Problem to work on: Of the lines below, report only those that contain "Emlak".

:: The data ::

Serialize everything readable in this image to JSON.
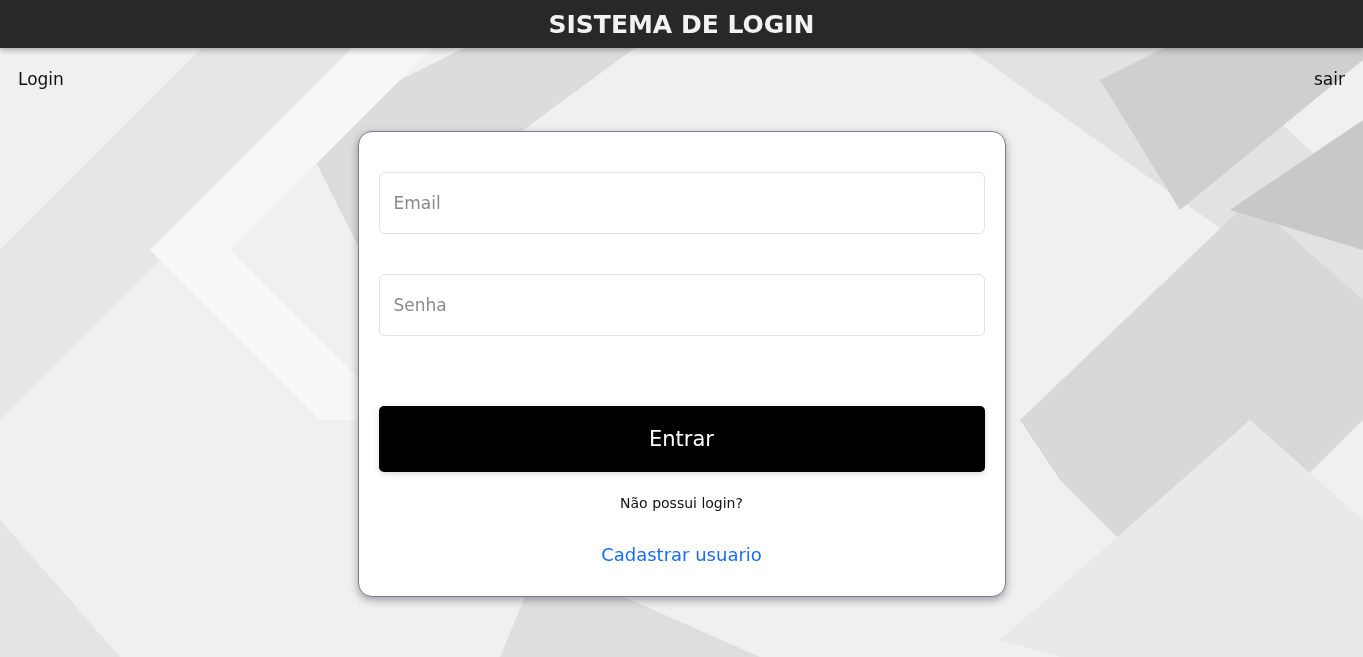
{
  "header": {
    "title": "SISTEMA DE LOGIN"
  },
  "nav": {
    "left_link": "Login",
    "right_link": "sair"
  },
  "login_form": {
    "fields": [
      {
        "placeholder": "Email"
      },
      {
        "placeholder": "Senha"
      }
    ],
    "submit_button": "Entrar",
    "prompt": "Não possui login?",
    "register_link": "Cadastrar usuario"
  }
}
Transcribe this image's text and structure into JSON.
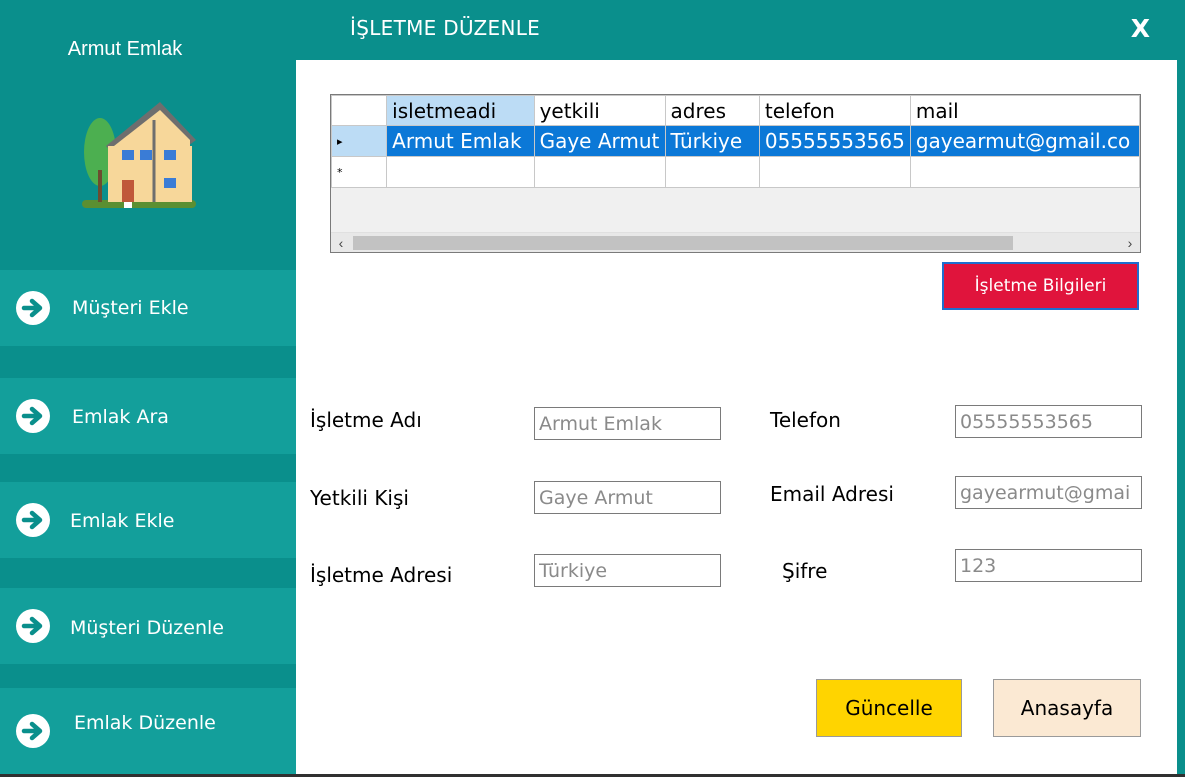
{
  "sidebar": {
    "brand": "Armut Emlak",
    "items": [
      {
        "label": "Müşteri Ekle"
      },
      {
        "label": "Emlak Ara"
      },
      {
        "label": "Emlak Ekle"
      },
      {
        "label": "Müşteri Düzenle"
      },
      {
        "label": "Emlak Düzenle"
      }
    ]
  },
  "header": {
    "title": "İŞLETME DÜZENLE",
    "close_label": "X"
  },
  "grid": {
    "columns": [
      "isletmeadi",
      "yetkili",
      "adres",
      "telefon",
      "mail"
    ],
    "rows": [
      [
        "Armut Emlak",
        "Gaye Armut",
        "Türkiye",
        "05555553565",
        "gayearmut@gmail.co"
      ]
    ],
    "selected_row_marker": "▸",
    "new_row_marker": "*"
  },
  "buttons": {
    "info": "İşletme Bilgileri",
    "update": "Güncelle",
    "home": "Anasayfa"
  },
  "form": {
    "business_name": {
      "label": "İşletme Adı",
      "value": "Armut Emlak"
    },
    "contact_person": {
      "label": "Yetkili Kişi",
      "value": "Gaye Armut"
    },
    "business_address": {
      "label": "İşletme Adresi",
      "value": "Türkiye"
    },
    "phone": {
      "label": "Telefon",
      "value": "05555553565"
    },
    "email": {
      "label": "Email Adresi",
      "value": "gayearmut@gmai"
    },
    "password": {
      "label": "Şifre",
      "value": "123"
    }
  },
  "colors": {
    "sidebar": "#0a8f8c",
    "nav_item": "#139f9b",
    "selected_row": "#0b78d7",
    "info_button": "#e0143c",
    "update_button": "#ffd400",
    "home_button": "#fbe9d3"
  }
}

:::

Solved problem:
    "brand": "Armut Emlak",
        "label": "Emlak Ara"
        "label": "Emlak Ekle"
        "label": "Emlak Düzenle"
        "Armut Emlak",
      "value": "Armut Emlak"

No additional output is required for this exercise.